What comes next:

Comments to the Draft Implementation Act could be sent to the competent Ministry until 12 December 2016. In total, three Federal Ministries were involved in reviewing the statements and could already provide for amendments before submitting the draft to the Federal Government. The German Cabinet adopted the draft with some changes on 18 January 2017 and afterwards submitted it to the Federal Council. A first reading with the Federal Council is scheduled for end of March 2017. The final decision will be on the German parliament, which is supposed to decide on the Implementation Act at the beginning of July 2017.
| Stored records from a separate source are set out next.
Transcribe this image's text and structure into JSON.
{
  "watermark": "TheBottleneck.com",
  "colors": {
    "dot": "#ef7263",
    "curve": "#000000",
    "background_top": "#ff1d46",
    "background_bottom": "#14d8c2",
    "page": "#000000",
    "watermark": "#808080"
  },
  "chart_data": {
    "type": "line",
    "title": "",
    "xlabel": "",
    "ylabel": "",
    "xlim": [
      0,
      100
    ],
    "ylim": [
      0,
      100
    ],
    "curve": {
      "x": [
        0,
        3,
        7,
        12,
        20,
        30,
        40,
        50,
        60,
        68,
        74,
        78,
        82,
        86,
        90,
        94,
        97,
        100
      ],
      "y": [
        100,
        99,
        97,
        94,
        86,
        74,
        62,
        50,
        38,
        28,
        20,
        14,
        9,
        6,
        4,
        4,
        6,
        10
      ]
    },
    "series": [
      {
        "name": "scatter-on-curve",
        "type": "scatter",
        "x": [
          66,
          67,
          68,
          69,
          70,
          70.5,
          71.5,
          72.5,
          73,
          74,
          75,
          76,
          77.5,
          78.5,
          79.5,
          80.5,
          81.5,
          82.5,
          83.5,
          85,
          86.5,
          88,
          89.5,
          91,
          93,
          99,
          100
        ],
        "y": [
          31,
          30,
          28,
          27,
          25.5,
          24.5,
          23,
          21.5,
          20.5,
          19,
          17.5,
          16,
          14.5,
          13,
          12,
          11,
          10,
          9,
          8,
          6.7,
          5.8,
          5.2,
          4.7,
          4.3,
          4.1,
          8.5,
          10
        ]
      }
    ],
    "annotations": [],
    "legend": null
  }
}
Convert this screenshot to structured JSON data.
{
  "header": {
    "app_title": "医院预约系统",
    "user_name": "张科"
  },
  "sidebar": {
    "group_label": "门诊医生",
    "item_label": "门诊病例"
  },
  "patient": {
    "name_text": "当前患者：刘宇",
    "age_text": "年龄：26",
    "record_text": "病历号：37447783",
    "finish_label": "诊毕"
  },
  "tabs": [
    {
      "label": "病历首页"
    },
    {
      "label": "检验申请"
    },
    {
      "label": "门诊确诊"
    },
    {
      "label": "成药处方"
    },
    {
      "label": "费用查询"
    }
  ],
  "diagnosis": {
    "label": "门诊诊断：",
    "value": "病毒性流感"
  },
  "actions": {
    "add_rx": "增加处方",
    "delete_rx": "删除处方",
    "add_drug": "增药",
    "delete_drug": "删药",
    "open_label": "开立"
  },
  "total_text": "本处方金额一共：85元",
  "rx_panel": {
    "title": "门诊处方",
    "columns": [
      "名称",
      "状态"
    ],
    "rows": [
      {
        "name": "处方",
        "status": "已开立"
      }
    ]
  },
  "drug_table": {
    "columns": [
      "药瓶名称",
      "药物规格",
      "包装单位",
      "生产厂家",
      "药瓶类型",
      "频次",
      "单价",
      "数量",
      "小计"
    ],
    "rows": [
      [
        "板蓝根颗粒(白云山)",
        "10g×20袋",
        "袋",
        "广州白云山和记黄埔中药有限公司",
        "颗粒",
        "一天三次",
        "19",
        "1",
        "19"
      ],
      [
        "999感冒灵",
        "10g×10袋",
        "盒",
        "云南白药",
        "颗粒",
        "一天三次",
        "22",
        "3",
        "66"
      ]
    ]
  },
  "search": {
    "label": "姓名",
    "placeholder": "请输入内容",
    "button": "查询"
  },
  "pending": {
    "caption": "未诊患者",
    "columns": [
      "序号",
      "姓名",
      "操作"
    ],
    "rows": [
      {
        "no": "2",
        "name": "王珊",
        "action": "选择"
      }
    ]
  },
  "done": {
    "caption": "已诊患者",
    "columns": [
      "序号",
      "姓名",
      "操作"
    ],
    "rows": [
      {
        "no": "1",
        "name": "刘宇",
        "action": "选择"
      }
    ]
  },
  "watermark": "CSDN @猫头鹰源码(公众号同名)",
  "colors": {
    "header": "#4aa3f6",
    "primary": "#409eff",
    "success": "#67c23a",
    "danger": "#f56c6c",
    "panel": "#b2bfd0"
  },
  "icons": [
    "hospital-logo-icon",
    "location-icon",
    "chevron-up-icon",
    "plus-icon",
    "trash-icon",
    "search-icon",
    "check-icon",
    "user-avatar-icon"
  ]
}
Considering the major discussions and comprehensive statements, it is still possible that there will be certain amendments to the draft in the further legislative process. However, it is hard to predict what the final outcome will be. Taking into account that basically no expert expected there to be a ban on special compensations and this now being provided for, it is hard to imagine that this will be withdrawn completely again. Also, an updated draft will most likely still not allow for complete flexibility in relation to services against fee. However, the exemption for the industry sector is already an expected adjustment due to major criticism. Further, it remains to be seen which adaptions will be made to the Insurance Mediation Regulation (Versicherungsvermittlerverordnung), which further specifies the legal framework for insurance intermediaries (e.g. details on registration and mandatory insurance coverage).

There is still a way to go.